KC n/A (Krupp cementite, new type). Face-hardened armour steel. I marked it as type 2. Used to build the Bismarck.
- Have a look at the table and tell me who had more not needed impurities like Phosphorus Sulfur. In reality Soviets allowed Phosphorus content up to 0,045% and could not cope even with that level.
- Speaking about lack of Molybdenum and replacing it with Vanadium. Vanadium and Molybdenum are adding absolutely opposite armour properties. German armour was well known to be hard alloy. By taking off Molybdenum and adding Vanadium will improve ductility while taking off over strength. All I can say it was a right move, because it makes no sense adding even more strength to the German armour of that time.
- Krupp armor was well known for high carbon content even before WW2, giving more than enough strength. Another reason to withdraw Molybdenum.
- From chemical point of view the only thing went wrong with Germans (PzKpfw V) was increased Sulfur content. It could be caused by increase of production or new technological process and they had no time to make it perfect. Frankly speaking even increased Sulfur content in German armor was still times less than in Soviet armor. Besides you can see increased Sulfur content even in British armour. Again it could be caused with increase of production numbers.

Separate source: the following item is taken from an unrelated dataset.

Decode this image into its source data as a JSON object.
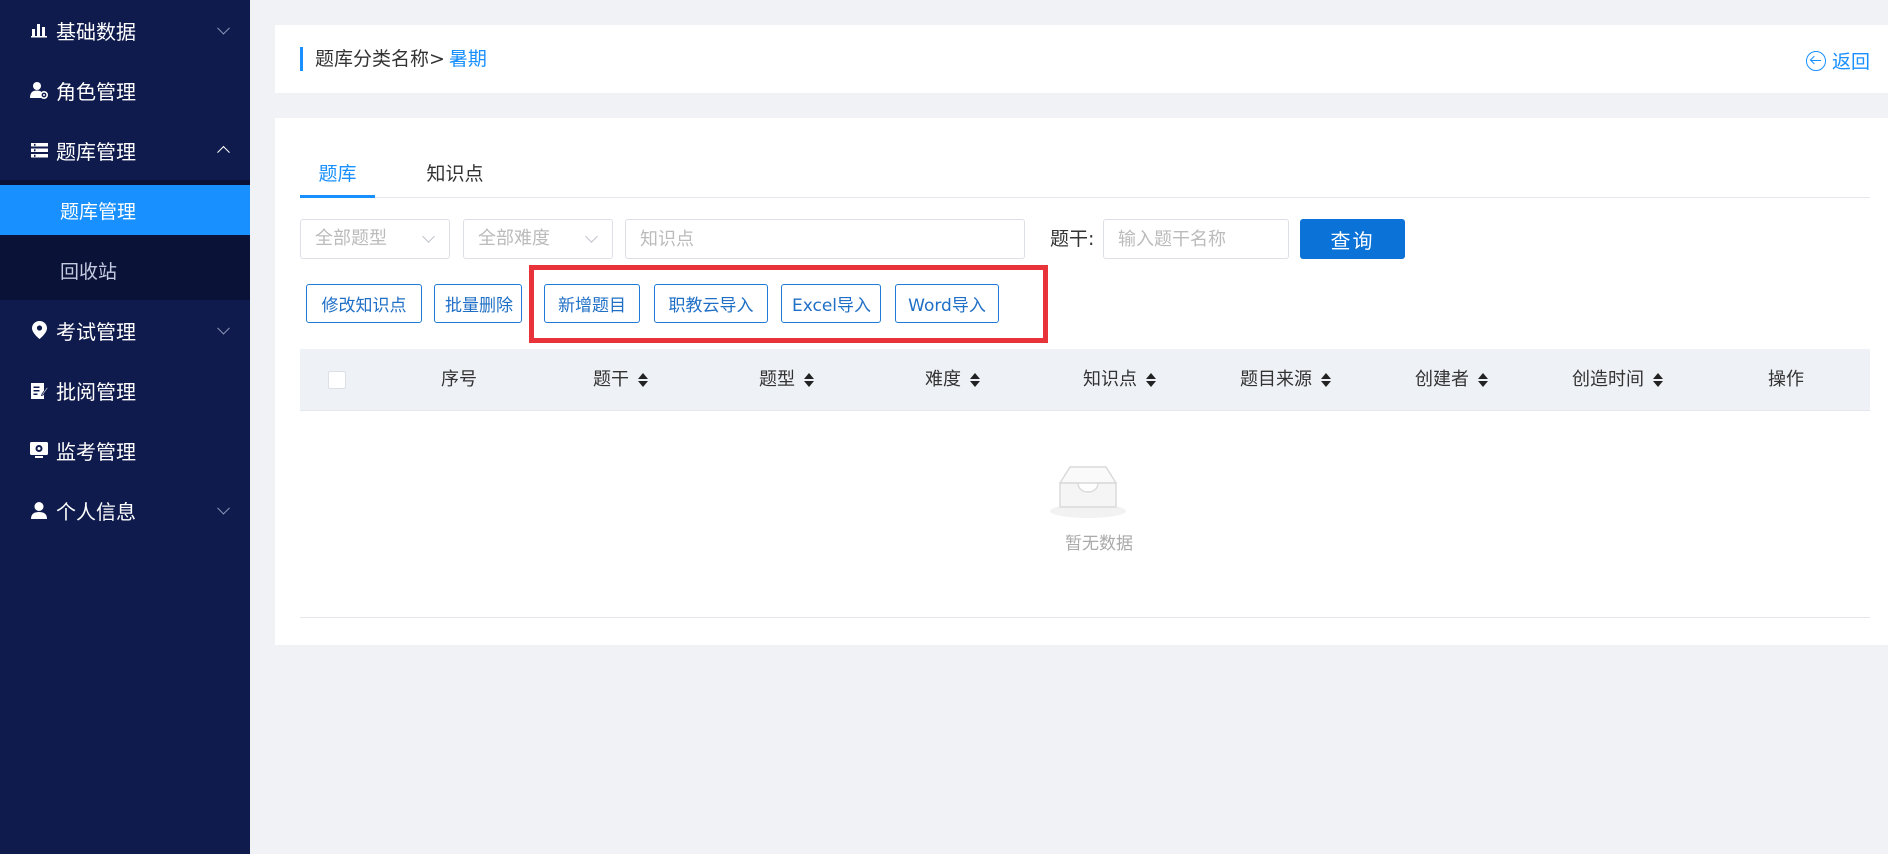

- For now let’s move to the most interesting and most expensive component. Nil of Nickel. Yes it could be prime example of starving Germany, but it could be something else too. So here is surprise). In 1940 – 1941 Amrecan tanks had the same Nickel content as British tanks. Depending on model anywhere between 3-5%. From 1942 M4A2 and M4A3 had reduced Nickel content. Matilda II had steady 3% while M4A2 and M4A3 Nickel content was reduced up to 1,05-1,10%. Isn’t it insane to imagine to imagine that Americans were more short of Nickel than British? But this is what soviet engineers though, while themselves due to price and shortages used even less Nickel. But for me it looks American armour went close to PzKpfw IV armour composition. During Korean war Soviets managed to capture M26 and to their surprise Nickel simply disappeared, but content of Manganese and Molybdenum increased. Manganese content on M3 was 0,3%, on M4A3 it went up to 0,89-0,97%. Molybdenum from 0.11% on M3, 0,21-0,60% on M4A3, 0,60% – 0,80% on M26. Soviet engineers called it identical to German armour in 1944:). So “starving” Germany did they same thing as non starving post WW2 America by replacing Nickel with less costly Vanadium and Manganese. No Soviets or British had idea about Vanadium use. ) Also it was quite surprise to Americans when they seen it firs time. But from now it is obvious both Germans and Americans were going into the same direction even from very different start positions.